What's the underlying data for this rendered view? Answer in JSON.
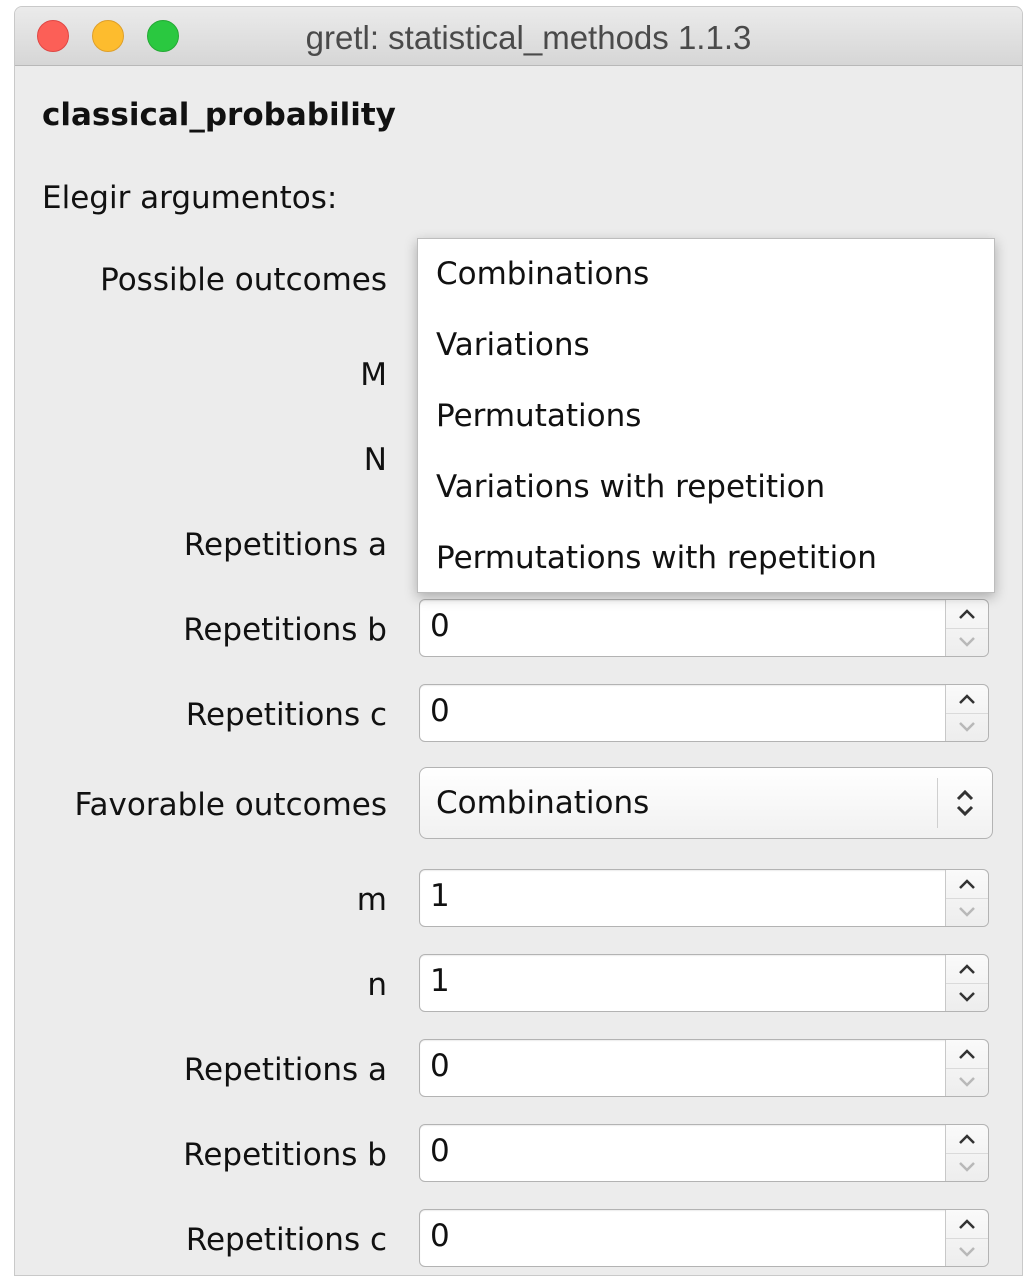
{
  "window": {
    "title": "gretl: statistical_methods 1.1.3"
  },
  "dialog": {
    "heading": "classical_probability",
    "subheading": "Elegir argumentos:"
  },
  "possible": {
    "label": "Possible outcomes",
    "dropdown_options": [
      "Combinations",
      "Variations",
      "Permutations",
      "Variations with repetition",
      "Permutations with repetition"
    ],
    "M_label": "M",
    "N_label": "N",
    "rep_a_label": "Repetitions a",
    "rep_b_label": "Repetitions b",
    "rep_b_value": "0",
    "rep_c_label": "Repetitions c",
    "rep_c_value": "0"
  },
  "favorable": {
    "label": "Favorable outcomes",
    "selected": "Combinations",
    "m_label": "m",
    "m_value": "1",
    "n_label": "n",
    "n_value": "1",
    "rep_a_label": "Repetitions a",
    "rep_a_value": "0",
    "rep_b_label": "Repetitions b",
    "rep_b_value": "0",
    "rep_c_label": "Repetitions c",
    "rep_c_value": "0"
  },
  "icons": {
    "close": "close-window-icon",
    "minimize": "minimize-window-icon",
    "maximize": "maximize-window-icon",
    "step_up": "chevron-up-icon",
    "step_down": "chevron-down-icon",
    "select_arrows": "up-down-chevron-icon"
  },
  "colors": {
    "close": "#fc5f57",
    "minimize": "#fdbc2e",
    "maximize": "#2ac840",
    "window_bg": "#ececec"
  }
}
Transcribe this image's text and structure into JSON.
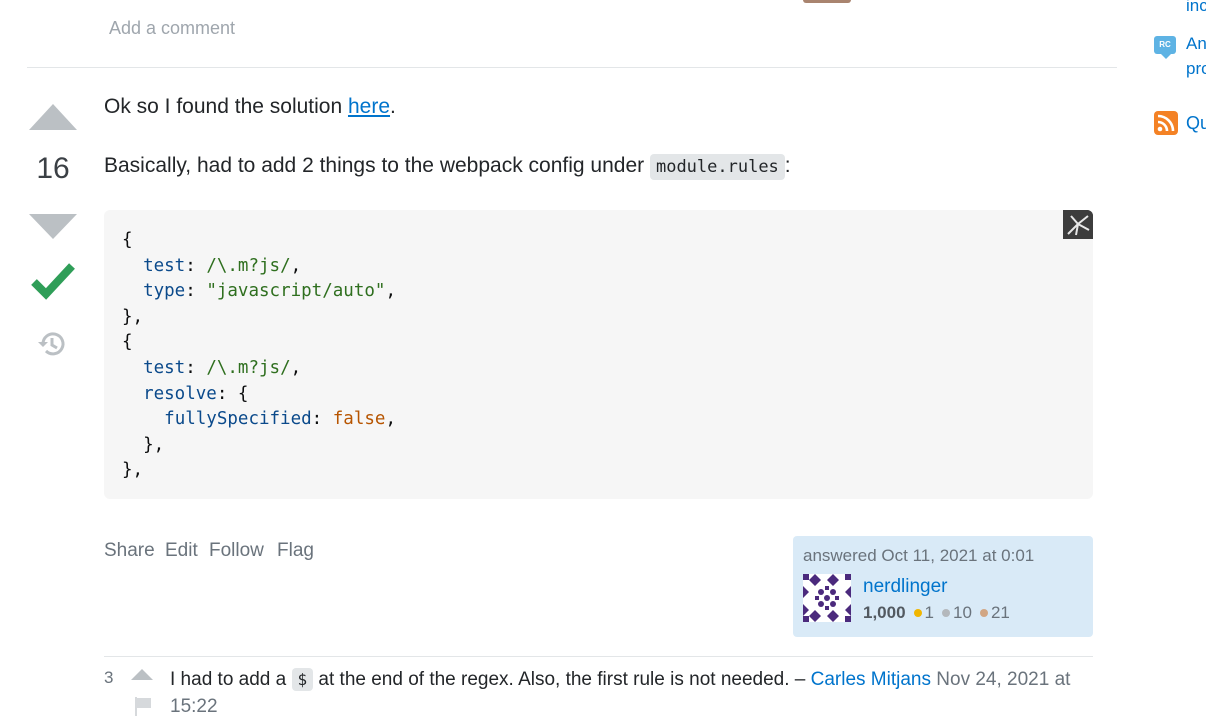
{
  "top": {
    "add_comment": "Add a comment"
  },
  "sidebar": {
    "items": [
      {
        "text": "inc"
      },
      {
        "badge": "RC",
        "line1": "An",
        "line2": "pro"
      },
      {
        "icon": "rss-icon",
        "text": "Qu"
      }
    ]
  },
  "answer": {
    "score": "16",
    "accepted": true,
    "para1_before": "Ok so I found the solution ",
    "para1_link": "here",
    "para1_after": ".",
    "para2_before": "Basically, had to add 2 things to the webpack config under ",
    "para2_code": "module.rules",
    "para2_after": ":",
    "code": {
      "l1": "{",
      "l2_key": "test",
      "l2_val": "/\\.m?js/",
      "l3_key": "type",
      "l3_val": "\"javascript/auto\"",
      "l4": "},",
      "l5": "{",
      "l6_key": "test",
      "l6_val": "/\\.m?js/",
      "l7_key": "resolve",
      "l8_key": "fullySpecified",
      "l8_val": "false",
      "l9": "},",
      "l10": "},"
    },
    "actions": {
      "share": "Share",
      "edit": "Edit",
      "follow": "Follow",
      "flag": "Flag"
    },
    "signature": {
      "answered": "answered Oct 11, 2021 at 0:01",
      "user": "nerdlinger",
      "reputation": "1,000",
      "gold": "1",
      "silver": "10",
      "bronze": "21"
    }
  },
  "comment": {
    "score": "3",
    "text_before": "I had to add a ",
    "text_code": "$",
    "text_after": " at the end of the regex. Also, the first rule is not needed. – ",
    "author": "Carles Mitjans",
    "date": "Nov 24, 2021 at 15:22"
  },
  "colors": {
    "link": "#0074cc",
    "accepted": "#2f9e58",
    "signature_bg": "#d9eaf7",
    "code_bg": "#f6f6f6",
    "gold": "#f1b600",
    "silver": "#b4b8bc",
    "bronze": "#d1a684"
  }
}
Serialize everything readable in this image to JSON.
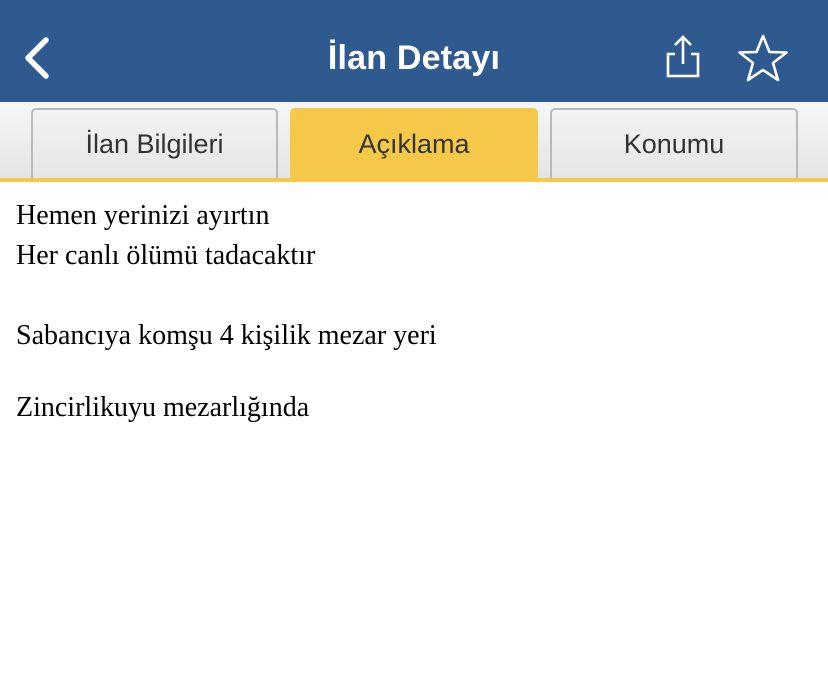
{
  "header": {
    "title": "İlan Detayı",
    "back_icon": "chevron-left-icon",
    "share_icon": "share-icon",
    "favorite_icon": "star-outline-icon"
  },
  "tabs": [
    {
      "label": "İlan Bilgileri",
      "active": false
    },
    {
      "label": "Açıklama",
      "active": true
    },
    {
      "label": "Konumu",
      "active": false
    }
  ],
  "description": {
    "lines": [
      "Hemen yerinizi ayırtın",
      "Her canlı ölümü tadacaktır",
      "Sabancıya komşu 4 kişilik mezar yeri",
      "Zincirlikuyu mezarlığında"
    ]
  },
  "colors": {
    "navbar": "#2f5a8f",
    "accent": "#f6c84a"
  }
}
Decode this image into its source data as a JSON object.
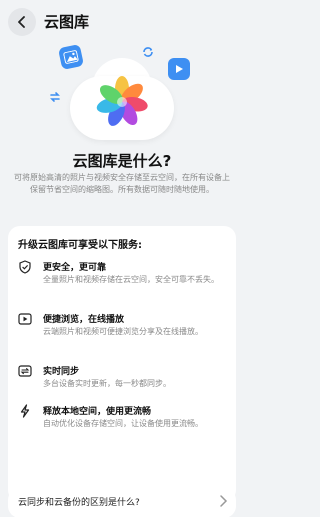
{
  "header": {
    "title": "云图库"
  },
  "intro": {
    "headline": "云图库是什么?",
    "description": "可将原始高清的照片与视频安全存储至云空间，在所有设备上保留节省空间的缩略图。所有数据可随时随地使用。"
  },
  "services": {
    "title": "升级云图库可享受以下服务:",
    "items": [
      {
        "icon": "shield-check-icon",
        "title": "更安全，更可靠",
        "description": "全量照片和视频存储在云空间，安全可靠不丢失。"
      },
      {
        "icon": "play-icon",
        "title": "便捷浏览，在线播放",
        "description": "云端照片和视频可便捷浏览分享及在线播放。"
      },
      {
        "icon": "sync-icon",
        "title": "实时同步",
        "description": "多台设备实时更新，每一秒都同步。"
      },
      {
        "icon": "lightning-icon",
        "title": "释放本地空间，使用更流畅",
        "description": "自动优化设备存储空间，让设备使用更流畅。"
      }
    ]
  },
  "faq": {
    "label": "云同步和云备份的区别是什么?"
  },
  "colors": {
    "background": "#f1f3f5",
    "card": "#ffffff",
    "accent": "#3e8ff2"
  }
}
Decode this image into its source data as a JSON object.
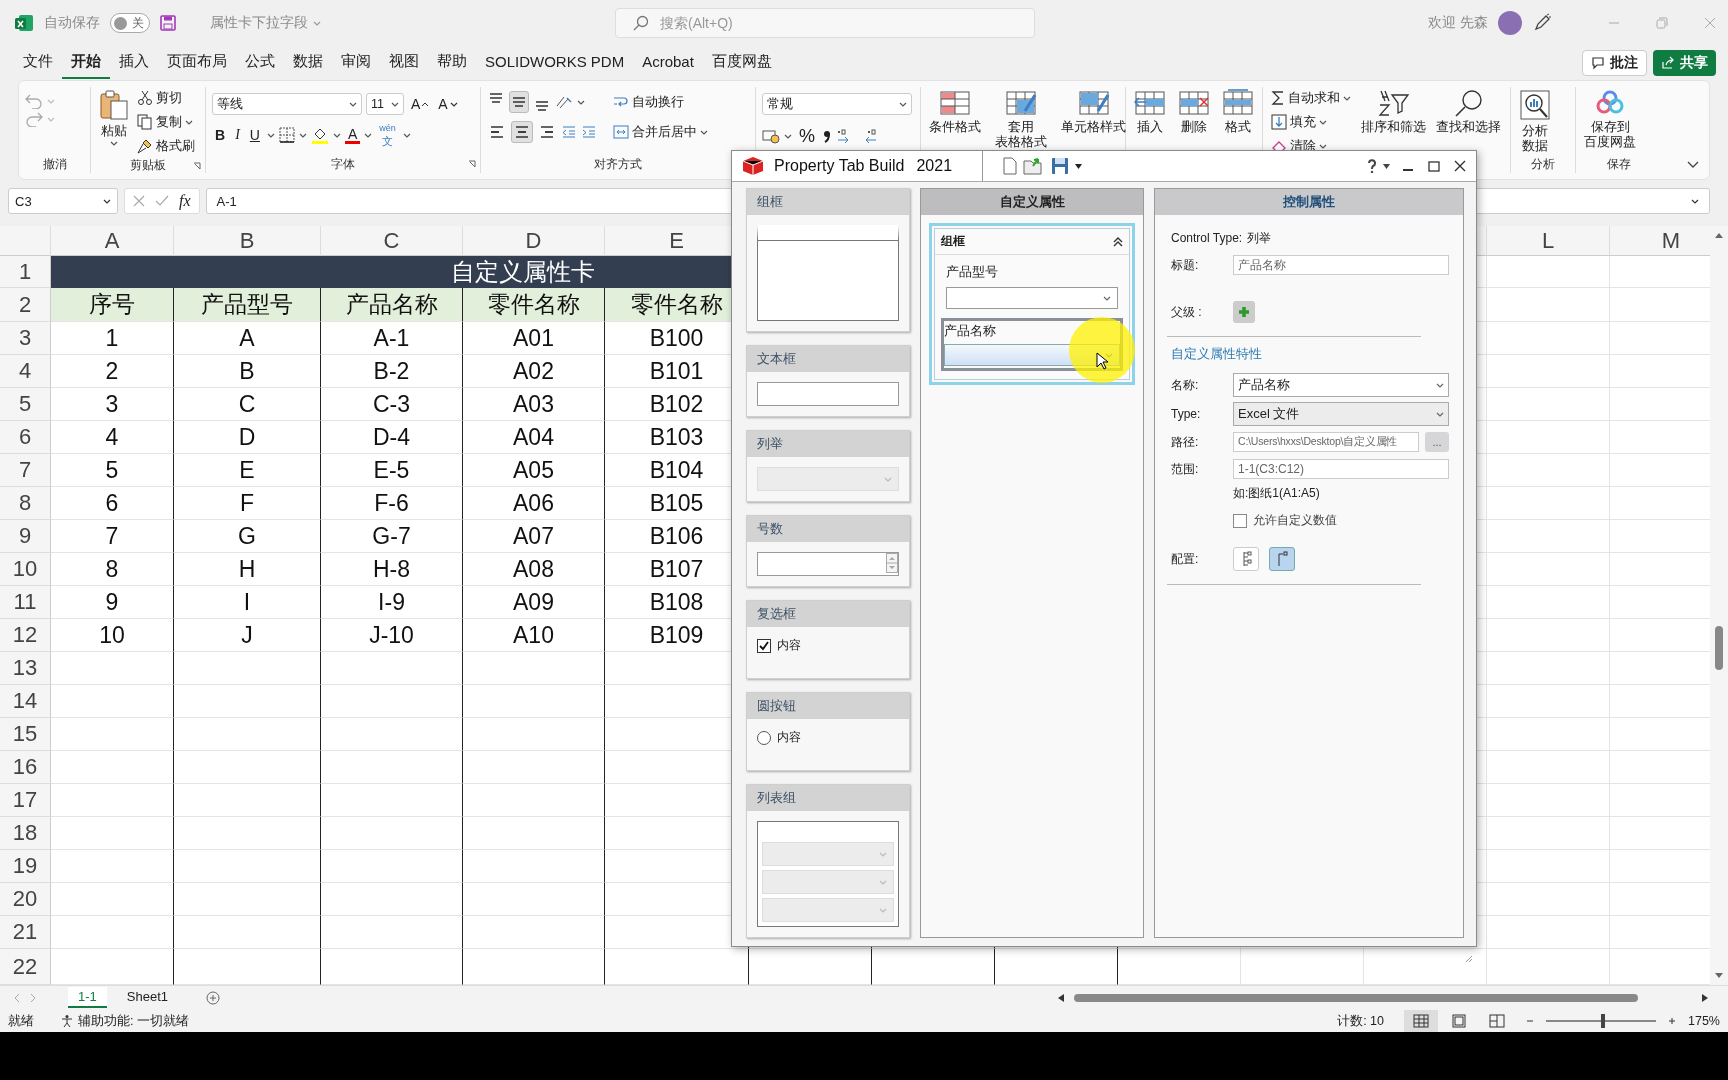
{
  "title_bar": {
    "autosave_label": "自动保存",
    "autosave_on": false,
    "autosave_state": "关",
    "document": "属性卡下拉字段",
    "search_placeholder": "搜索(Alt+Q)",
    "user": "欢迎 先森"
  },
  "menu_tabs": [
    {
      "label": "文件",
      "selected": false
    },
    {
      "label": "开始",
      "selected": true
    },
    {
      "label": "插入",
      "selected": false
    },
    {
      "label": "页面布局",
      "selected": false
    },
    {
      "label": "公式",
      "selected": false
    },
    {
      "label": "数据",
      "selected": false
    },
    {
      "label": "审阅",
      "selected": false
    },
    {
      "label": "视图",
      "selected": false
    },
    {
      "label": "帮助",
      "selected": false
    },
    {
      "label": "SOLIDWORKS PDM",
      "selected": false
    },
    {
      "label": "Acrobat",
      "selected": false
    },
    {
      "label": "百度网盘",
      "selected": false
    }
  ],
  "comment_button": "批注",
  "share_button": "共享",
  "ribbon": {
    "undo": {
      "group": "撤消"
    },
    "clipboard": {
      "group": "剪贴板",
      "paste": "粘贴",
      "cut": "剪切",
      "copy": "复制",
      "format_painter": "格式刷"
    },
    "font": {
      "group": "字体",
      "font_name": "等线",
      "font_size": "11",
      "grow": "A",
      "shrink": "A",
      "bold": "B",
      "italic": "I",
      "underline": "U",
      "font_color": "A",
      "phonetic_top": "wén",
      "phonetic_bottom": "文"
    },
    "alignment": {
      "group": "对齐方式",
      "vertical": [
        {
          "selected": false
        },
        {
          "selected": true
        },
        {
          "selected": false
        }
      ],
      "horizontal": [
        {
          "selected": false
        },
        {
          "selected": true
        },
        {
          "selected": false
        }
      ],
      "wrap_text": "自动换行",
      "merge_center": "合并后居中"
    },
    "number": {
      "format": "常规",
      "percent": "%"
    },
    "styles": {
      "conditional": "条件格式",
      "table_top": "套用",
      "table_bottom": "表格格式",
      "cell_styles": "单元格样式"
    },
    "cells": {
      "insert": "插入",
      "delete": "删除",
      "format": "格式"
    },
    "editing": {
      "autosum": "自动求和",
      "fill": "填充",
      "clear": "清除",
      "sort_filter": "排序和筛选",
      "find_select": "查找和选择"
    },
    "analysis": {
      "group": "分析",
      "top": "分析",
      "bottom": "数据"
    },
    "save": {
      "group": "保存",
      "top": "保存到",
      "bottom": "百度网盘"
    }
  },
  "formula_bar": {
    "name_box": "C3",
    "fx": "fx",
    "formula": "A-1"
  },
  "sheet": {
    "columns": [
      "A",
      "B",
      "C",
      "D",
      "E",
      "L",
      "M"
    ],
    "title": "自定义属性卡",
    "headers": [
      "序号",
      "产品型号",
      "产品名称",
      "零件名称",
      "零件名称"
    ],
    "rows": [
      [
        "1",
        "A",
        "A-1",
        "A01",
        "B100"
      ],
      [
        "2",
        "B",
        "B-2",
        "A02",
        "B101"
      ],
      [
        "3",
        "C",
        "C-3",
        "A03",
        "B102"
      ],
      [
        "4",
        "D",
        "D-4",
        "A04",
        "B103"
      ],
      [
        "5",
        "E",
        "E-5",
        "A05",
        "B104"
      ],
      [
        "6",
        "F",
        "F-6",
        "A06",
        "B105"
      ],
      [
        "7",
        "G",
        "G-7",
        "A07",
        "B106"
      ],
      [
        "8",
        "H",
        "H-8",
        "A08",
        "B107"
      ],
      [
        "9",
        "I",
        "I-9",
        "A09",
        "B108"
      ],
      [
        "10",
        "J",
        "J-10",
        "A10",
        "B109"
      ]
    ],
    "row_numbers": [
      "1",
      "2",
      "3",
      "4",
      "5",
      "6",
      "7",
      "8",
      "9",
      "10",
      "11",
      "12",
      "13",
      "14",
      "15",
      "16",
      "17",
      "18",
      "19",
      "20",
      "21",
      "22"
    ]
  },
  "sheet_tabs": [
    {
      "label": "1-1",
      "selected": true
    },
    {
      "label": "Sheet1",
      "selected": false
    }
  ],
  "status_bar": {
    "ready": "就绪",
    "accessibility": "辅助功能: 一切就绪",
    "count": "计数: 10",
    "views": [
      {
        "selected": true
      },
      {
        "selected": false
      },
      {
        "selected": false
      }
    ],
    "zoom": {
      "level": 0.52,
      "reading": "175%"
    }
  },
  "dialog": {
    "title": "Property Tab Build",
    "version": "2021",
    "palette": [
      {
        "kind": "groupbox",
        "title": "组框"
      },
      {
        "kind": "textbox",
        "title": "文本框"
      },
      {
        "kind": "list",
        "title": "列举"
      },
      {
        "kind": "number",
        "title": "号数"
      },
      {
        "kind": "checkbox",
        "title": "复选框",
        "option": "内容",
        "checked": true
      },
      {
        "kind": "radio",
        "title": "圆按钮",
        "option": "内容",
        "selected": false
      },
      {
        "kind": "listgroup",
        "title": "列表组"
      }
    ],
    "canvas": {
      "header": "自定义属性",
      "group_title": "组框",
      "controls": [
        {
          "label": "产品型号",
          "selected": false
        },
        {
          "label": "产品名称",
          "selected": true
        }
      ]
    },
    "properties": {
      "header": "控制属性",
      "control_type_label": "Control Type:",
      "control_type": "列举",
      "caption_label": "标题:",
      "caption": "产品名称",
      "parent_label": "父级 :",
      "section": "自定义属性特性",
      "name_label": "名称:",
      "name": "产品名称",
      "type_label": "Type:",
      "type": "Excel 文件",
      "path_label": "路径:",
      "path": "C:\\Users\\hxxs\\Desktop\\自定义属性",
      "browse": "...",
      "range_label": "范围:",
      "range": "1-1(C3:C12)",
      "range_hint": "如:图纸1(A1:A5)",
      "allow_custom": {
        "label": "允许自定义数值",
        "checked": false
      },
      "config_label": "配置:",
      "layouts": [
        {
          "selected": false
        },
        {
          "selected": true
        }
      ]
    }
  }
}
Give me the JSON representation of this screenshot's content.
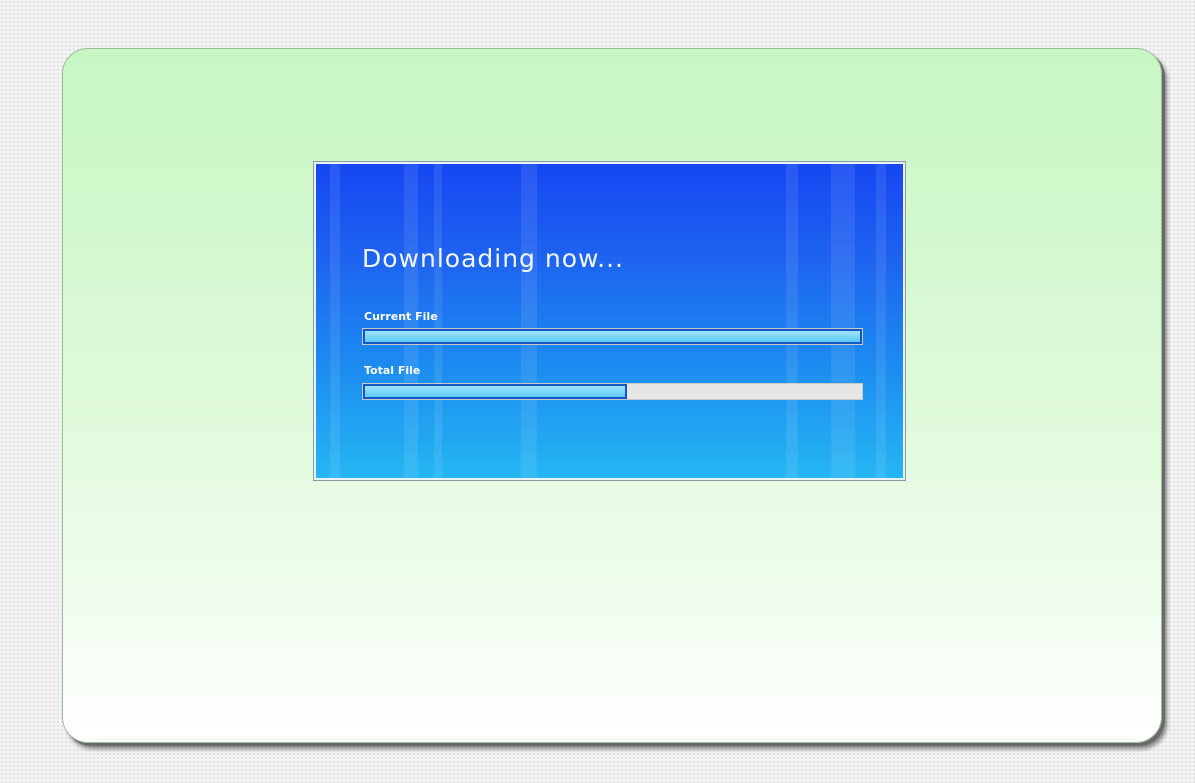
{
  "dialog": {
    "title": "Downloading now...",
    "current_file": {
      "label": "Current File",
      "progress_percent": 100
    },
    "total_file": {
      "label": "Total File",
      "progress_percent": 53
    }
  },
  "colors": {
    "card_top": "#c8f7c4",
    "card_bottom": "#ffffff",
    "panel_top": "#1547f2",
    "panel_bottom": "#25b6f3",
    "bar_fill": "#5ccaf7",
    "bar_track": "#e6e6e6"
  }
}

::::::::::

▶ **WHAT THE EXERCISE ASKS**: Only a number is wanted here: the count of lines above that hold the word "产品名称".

▶ **PROBLEM SOLUTION**: 4